Count the lines in the entries below that include the word "author". Give nothing but the number.

====

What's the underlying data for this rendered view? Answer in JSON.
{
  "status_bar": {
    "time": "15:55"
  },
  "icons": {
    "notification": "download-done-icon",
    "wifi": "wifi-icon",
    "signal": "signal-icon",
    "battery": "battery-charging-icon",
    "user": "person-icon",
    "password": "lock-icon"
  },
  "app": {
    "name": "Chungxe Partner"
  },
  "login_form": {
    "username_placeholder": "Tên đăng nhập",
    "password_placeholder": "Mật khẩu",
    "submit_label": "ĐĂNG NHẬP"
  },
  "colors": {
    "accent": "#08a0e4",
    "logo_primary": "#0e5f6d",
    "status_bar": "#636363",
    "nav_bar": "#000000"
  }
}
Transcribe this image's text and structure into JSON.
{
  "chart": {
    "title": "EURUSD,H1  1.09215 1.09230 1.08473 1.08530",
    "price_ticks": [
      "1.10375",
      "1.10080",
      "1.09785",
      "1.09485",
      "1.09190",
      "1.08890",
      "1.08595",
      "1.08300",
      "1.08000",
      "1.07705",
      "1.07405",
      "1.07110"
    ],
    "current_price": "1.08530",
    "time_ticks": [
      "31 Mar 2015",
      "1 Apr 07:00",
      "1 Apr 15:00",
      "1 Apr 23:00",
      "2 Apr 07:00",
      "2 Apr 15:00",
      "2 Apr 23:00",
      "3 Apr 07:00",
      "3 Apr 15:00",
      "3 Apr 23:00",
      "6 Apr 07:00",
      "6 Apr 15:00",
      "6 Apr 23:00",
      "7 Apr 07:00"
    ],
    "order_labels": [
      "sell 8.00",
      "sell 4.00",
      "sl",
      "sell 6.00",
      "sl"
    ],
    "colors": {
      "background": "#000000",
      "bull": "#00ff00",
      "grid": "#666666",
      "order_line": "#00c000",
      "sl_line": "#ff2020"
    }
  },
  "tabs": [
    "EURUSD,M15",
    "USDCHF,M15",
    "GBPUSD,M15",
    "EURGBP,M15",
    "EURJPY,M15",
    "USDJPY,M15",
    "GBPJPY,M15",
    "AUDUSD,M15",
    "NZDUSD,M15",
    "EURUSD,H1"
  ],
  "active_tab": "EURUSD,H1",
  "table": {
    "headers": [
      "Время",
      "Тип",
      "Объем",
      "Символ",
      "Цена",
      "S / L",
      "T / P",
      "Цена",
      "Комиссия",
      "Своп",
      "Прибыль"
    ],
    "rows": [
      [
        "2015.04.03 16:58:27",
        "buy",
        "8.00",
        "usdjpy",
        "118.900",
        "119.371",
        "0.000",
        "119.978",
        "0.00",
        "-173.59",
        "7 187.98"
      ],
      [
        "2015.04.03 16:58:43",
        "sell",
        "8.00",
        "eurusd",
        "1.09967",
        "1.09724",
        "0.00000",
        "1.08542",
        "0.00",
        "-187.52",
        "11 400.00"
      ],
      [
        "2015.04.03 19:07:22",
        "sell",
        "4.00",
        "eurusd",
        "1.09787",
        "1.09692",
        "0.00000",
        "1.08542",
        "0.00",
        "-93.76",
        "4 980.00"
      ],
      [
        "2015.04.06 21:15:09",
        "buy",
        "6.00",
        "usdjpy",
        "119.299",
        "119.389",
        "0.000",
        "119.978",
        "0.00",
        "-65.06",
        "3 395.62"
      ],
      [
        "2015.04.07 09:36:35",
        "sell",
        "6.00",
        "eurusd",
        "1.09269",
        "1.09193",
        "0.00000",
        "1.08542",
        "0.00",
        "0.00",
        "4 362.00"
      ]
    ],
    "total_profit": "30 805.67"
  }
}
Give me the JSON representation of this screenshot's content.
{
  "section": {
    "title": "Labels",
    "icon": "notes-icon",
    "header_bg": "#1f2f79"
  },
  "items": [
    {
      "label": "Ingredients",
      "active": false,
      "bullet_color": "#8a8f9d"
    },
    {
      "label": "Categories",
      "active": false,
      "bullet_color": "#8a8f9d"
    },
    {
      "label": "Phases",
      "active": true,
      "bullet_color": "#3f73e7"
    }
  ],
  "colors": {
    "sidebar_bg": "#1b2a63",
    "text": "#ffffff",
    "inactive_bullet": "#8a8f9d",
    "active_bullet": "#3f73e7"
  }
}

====

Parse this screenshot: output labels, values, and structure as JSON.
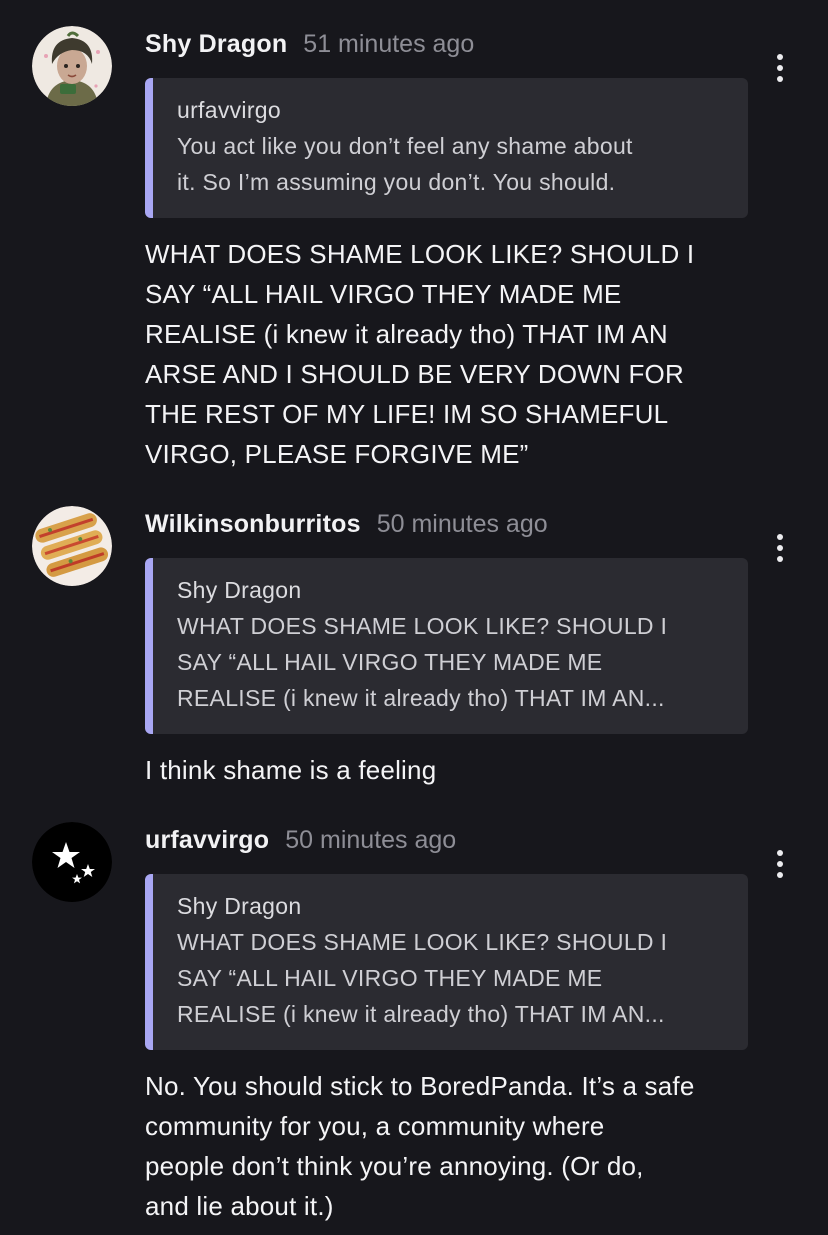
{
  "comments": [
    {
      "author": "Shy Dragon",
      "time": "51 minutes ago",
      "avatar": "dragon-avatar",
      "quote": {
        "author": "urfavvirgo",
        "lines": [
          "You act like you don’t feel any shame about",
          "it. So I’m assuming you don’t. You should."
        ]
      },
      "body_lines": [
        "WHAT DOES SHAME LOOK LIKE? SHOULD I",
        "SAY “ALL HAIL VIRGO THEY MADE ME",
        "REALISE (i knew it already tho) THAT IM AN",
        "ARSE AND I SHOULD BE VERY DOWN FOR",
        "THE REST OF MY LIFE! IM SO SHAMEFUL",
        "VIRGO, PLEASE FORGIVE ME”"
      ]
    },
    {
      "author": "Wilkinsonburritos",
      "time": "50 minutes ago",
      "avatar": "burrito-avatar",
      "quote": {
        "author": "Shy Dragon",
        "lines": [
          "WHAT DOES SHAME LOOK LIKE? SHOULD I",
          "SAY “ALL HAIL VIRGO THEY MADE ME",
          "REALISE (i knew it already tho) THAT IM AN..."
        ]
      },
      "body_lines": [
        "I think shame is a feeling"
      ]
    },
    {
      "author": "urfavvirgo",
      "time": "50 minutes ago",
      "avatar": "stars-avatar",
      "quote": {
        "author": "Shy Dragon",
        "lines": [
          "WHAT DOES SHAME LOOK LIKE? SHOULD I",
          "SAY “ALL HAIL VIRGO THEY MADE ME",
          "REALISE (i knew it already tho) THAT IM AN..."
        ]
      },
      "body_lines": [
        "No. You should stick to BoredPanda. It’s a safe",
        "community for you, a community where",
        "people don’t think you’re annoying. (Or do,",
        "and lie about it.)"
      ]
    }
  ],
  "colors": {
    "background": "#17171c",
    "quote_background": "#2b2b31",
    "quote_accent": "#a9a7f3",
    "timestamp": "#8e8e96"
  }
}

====

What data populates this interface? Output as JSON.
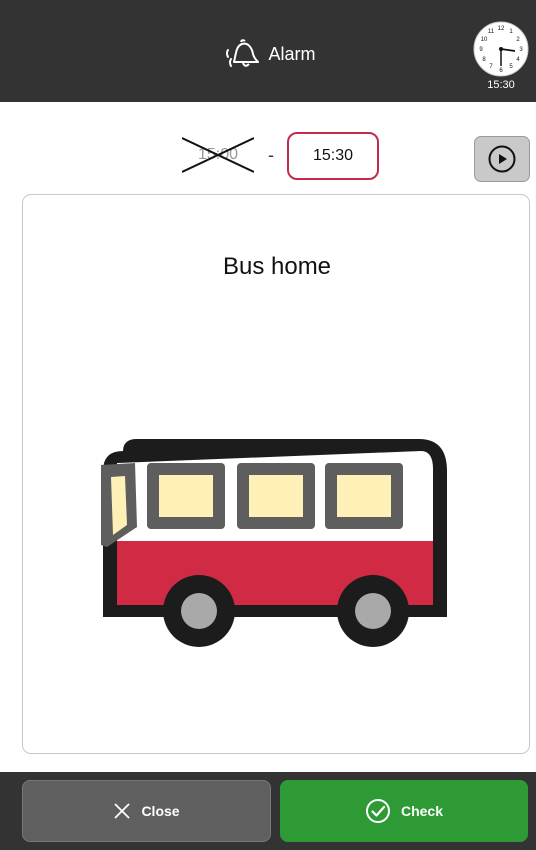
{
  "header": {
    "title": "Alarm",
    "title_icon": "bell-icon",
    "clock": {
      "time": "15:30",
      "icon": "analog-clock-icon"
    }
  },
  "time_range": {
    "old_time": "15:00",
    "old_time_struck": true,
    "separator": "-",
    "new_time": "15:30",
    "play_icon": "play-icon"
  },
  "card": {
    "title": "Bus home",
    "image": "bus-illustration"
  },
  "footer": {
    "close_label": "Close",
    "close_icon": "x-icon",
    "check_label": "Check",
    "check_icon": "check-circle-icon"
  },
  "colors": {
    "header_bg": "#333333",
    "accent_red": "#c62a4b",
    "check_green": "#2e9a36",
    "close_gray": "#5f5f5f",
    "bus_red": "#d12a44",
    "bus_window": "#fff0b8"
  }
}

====

* **Task solution**
6